Monday, December 29, 2008
Professor Larry Dubin of University of Detroit Mercy Law School has an opinion piece in Detroit News.com on the recent Michigan Supreme Court decision overturning a Attorney Discipline Board order imposing discipline for failure to return an unearned fee. Dubin's analysis is spot on:
The Supreme Court's holding in this case makes new law that favors the rights of lawyers to keep money from clients even for services that they don't perform. The decision will create a financial disincentive for clients to exercise their right to fire lawyers or discontinue services because they can't recoup their money to hire a new lawyer.
This decision ushers in a new era that is very hostile to the interests of clients. Under this court ruling, the funds paid to a lawyer for future services will not be returned even when unearned as long as the lawyer slips in the term "nonrefundable" and "minimum fee" in the agreement.
This decision is likely to increase the number of grievances against lawyers and the cynicism that many members of the public will have toward lawyers. Consumers will feel cheated by lawyers being able to keep their money without performing the agreed-upon legal services.

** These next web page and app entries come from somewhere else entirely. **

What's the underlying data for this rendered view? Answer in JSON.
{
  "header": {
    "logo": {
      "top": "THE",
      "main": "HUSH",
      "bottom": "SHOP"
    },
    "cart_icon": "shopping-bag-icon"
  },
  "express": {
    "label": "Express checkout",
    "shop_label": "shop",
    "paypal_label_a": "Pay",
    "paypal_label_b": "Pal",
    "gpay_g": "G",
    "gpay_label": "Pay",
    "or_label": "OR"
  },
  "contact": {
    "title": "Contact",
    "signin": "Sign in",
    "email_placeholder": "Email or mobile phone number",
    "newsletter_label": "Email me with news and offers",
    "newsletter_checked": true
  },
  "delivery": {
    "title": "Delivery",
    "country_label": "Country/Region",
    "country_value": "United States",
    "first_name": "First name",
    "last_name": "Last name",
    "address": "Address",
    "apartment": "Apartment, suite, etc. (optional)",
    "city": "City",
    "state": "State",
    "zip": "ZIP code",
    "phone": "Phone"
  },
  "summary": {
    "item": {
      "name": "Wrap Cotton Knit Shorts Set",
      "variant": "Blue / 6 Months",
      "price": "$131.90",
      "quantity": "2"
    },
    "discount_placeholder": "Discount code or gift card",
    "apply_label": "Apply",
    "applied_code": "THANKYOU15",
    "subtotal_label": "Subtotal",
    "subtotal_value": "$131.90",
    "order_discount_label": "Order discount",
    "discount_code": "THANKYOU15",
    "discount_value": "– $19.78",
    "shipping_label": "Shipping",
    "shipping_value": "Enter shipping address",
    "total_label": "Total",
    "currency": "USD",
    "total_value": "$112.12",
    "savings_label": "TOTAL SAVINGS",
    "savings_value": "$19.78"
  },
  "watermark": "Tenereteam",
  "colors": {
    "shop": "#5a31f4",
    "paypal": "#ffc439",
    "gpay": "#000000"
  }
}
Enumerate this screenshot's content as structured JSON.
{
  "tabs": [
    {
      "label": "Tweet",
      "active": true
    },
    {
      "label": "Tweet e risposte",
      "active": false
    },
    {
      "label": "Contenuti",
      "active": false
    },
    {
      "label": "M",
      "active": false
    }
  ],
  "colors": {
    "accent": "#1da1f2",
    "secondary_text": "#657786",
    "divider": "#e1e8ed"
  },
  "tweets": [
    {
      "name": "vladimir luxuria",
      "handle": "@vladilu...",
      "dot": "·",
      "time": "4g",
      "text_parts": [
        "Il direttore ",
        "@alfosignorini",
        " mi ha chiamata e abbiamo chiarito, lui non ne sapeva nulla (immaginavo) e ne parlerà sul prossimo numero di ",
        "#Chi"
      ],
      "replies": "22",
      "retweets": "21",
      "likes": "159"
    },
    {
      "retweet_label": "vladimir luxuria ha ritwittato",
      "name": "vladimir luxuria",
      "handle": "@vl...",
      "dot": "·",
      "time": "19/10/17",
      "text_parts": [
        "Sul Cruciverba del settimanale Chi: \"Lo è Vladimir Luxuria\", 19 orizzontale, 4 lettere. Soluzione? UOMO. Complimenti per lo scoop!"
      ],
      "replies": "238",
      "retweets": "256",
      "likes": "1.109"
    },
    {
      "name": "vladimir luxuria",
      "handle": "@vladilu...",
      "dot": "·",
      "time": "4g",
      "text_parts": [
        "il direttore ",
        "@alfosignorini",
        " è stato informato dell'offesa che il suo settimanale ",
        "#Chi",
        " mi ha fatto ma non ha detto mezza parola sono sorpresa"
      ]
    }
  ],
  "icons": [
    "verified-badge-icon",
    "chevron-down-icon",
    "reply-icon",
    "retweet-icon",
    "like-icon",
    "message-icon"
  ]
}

Critics of lawyers sometimes state that a lawyer has a license to steal. The Attorney Discipline Board's ruling challenged that cynical notion by holding that a contract provision written by a lawyer cannot negate an attorney's ethical duties to a client. The Michigan Supreme Court decision unfortunately creates public cynicism toward lawyers.
I hope the Michigan Supreme Court will reconsider its decision in light of the adverse consequences consumers will experience.
Dubin is a former chairman of the Michigan Attorney Discipline Board. I use his wonderful "Legal Heroes" film in my last professional responsibility class every semester, as I find it to be a great way to inspire rising lawyers to see the possibility of using the law to further the public good after they have been learned Rules 1.1 to 8.5.
We had reported both the board and court's decisions. (Mike Frisch)